The main difference between Victorinox and Mercer knives is the price. Mercer’s Millennia range is extremely cheap and their Renaissance range uses better materials than the Victorinox’s equally-priced Fibrox Pro.
|Victorinox||Low price, comfortable design, lightweight|
|Mercer||Low price, forged steel, well built|
Both these brands are at the budget end of the scale when it comes to good quality kitchen knives.
But Mercer offers especially good value, no doubt because the manufacturer is based in Taiwan, reducing costs significantly.
For a similar price as a Victorinox Fibrox Pro, Mercer’s Renaissance knife used forged steel instead of stamped and a sturdy POM handle.

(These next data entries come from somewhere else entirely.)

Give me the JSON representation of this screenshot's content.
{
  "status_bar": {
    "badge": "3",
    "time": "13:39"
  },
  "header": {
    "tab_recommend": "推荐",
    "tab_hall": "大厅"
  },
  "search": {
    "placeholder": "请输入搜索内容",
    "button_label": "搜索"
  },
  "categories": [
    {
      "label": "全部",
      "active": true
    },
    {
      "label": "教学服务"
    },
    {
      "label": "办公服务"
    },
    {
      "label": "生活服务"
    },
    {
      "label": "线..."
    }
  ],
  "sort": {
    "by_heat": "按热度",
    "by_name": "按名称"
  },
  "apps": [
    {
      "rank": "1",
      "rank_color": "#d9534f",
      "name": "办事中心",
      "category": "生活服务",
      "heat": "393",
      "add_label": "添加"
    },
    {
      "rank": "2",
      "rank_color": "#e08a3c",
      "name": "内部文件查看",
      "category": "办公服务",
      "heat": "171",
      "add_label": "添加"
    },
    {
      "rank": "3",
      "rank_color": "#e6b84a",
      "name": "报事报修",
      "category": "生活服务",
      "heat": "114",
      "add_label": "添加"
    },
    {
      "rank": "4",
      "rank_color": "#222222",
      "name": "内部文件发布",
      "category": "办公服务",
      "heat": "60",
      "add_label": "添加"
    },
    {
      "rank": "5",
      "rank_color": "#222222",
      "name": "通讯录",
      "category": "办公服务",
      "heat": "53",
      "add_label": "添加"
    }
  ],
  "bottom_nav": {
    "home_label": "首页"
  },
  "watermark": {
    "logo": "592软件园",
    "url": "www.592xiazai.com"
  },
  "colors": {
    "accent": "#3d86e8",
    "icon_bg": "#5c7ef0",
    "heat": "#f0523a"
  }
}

Deping on your preference though, the slightly more flexible handle material that the Victorinox Fibrox Pro uses (TPE), does give more grip and so might be preferable.
The stamped steel also makes the Victorinox very lightweight.
Victorinox vs Mercer – Which is better for you
If you’re choosing between these two brands then my recommendation would be the Mercer Renaissance knife.
It’s very good value for money and the materials used are better than the Victorinox of equal price.
On the plus side for Victorinox, the Fibox Pro range offers more grip on the handle and is more lightweight.
But overall I prefer the Mercer for practicality.
Having said that, Victorinox do offer a very attractive Rosewood handle knife that looks beautiful. It’s a great option if you want a visually striking knife but don’t want to spend too much. I’ve linked to it below.
My Victorinox Recommendation
The Fibrox Pro, with it’s thermoplastic handle, might be the most popular Victorinox knife, but it’s not my personal recommendation.
For a similar price you can get the Victorinox Rosewood Chef’s Knife. It uses the exact same steel but has a beautiful Rosewood handle instead of the thermoplastic.
Rosewood is hard, so it’s still plenty durable, and I think the style it gives the knife is really hard to match at this price range. It certainly looks like a knife that would be more expensive than it actually is.
The handle shape is a classic design, along with the curve blade edge it’s ideal for rock chopping and is a lightweight knife overall.
My Mercer Recommendation
This is one of the most expensive knives from Mercer, and it’s still only at the price of most other brands value ranges!
What you get for around $50 is very good value. X50CrMoV15 forged german steel, half bolster with a thermoplastic, triple riveted handle and a classic western chef’s knife design.
It’s a knife you just can’t be disappointed with at that price.
It may not be the genuine article in that it’s manufactured in Taiwan instead of German, but it’s still a quality knife, and an absolute bargain.